Following a meeting with Waterford Oireachtas members and a selection of its members, Waterford Chamber has reconfirmed its commitment to the process of securing a Technological University of the South East.
During the two hour meeting, the elected officials heard from business representatives from various sectors and were also afforded the opportunity to address the concerns raised.
According to Gerald Hurley, CEO of Waterford Chamber, what was clear from the robust discussion was the desire to get the Technological University over the line and to move forward to the application stage now with a renewed sense of positivity.
“Recent rhetoric around the headquarters is not helping the situation from a national perspective. Our Oireachtas members were very clear on a number of things, mainly that talk of a stand alone University was futile. The only option on the table is a regional Technological University and our efforts have to go into achieving this with the best possible outcome for Waterford.
“The Tanaiste has reiterated his preference for Waterford as the leading campus.

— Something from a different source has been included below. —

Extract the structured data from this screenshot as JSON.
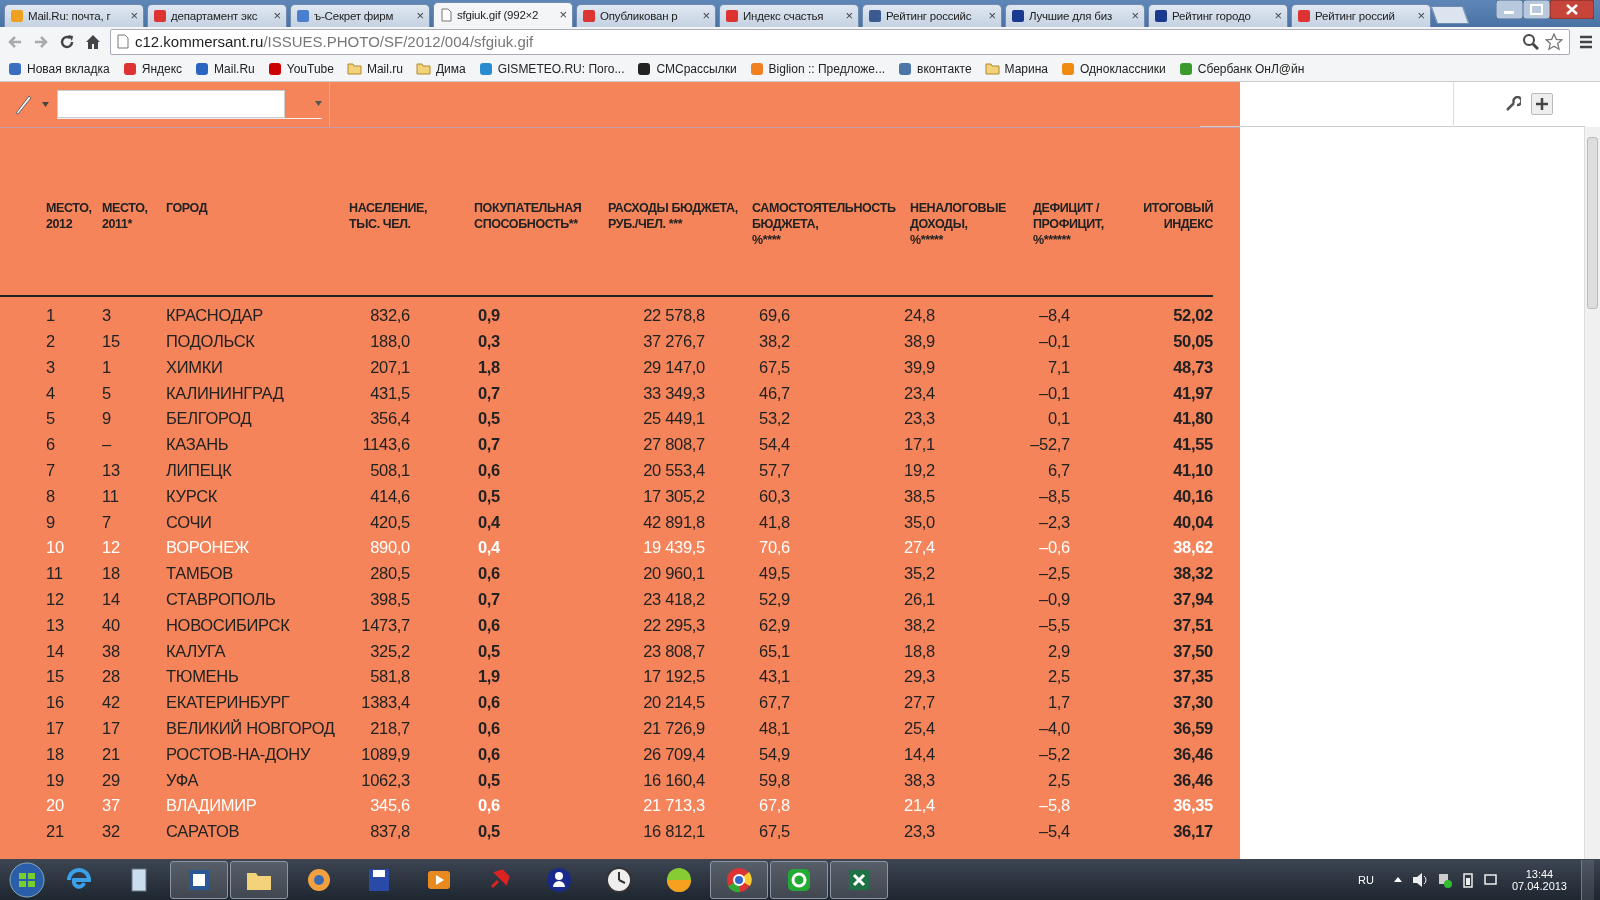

It is in the Programme for Government and our speculation is only adding fuel to a fire that is only stemming from Waterford. It’s not helping and has to stop.
“What is encouraging is that the expected political point scoring has been parked on this issue. All of our Oireachtas members are united in their desire to deliver a Technological University for Waterford and are collectively and independently making representation to Government. We now need to trust in the process and send a message to Government that Waterford confirms its support for the TU as outlined in Project Ireland 2040 and the Regional & Economic Spatial Strategy.
“Over the past number of months Waterford Chamber has had frequent correspondence and meetings with Minister Harris and even last week, he wrote to us to clarify a number of points we had addressed.
“In it he stated: ‘Commentary regarding Kilkenny in recent weeks is misleading. I am not aware of any such plans for a headquarters in Kilkenny. Such conjecture, at this critical stage in the development process or, indeed, at any stage, is divisive and counterproductive. TUs can only come into being in the first place and prosper thereafter if all parties come together and work together. At this critical time, our concentration must be on getting the application in and over the line.’
“He went on to add: ‘I want to see the footprint in Waterford expanded and capital will be forthcoming to facilitate that. Normal business plans and appraisal processes need to be gone through. This is an opportunity to significantly expand the footprint in Waterford. That will include more students and investment, and a wider availability of courses. That is what I want to see for Waterford and the new technological university for the South East.’
“As a business community we now need to get behind this process and our Oireachtas members were very clear in saying having such support is hugely important and we are encouraging all our members to get on board.
“So to clarify where we are at right now – in the coming weeks there will be a vote of staff in both institutes to ascertain their support for the merger. If that is passed, WIT and IT Carlow will then submit an application on March 28th. That will go to an international panel who will assess the metrics. If they approve the application, it will then we up to the Government to designate the institutes as a Technological University commencing January 1st.
“From there a legal entity will be formed and a Board of Governance appointed. After nearly 50 years, this is now within our grasps within a ten month timeframe. Let’s move forward now as a collective and ensure delivery.”